Geneva Airport officials say the shockwaves of the Covid-19 pandemic will reverberate into next year, with the number of passengers flying to and from the airport expected to be down by almost a quarter compared with pre-coronavirus levels, according to Swiss public radio, RTS.This content was published on August 31, 2020 - 12:20
Geneva Airport Director General André Schneider described the current situation as “extremely fragile” in an email sent to staff on Friday, which has been seen by RTS.
He wrote that passenger numbers next year are expected to be down by 23% compared with 2019 and figures will not return to normal before 2022, RTS reported.
Schneider said he was studying all possible options to make savings “both in terms of investments on operational expenditure and personnel costs”, according to RTS. Measures such as a hiring freeze and early retirement for certain staff remain in place.
Geneva Airport, like other Swiss facilities, has been badly hit by the pandemic. Between March and June, it was pretty much at a standstill, with only 6-8 flights a day. With the re-opening of borders on June 15, passengers have started to return to Geneva, and the results are encouraging, officials wrote in early August.

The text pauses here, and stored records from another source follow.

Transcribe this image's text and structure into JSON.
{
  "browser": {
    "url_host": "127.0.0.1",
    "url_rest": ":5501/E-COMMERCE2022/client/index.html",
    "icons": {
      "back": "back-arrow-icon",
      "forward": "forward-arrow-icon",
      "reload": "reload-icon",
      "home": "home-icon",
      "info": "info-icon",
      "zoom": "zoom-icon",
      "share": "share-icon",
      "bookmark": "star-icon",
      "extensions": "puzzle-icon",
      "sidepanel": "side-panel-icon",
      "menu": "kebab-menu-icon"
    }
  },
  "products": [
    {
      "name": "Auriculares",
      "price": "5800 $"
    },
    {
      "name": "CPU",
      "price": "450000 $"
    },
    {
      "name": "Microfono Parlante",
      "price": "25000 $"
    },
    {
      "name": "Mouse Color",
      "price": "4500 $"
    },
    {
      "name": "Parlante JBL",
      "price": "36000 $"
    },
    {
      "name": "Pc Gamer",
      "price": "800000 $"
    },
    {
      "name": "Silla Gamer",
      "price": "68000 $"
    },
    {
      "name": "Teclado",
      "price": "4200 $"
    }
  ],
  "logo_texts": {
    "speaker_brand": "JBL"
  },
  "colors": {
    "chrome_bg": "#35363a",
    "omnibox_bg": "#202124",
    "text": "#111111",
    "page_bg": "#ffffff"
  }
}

But passenger numbers are still well down. On July 19, the airport welcomed 16,230 travellers – 30% fewer than the same period last year.
The airport still faces many Covid-related uncertainties, such as the worsening virus situation in France, which is responsible for 30% of passengers, and whether British and other skiers will fly to Geneva this winter for their holidays in the French and Swiss Alps.
Switzerland’s largest international airport, in Zurich, is also struggling with the pandemic, with a near-total collapse in revenues during its peak.
It posted a loss of CHF27.5 million ($30.3 million) for the first six months of 2020. This compares with a profit of CHF143.4 million in the first half of 2019.
In the first six months of 2020, 5.3 million passengers used Zurich airport, a decrease of 64.3% compared with the same period in 2019. The number of flight movements went down by 55.5% between January and June 2020.
There are also signs of a slow recovery in Zurich since the gradual re-opening of borders in June. But it is likely to be several years before the intercontinental market fully recovers, experts say.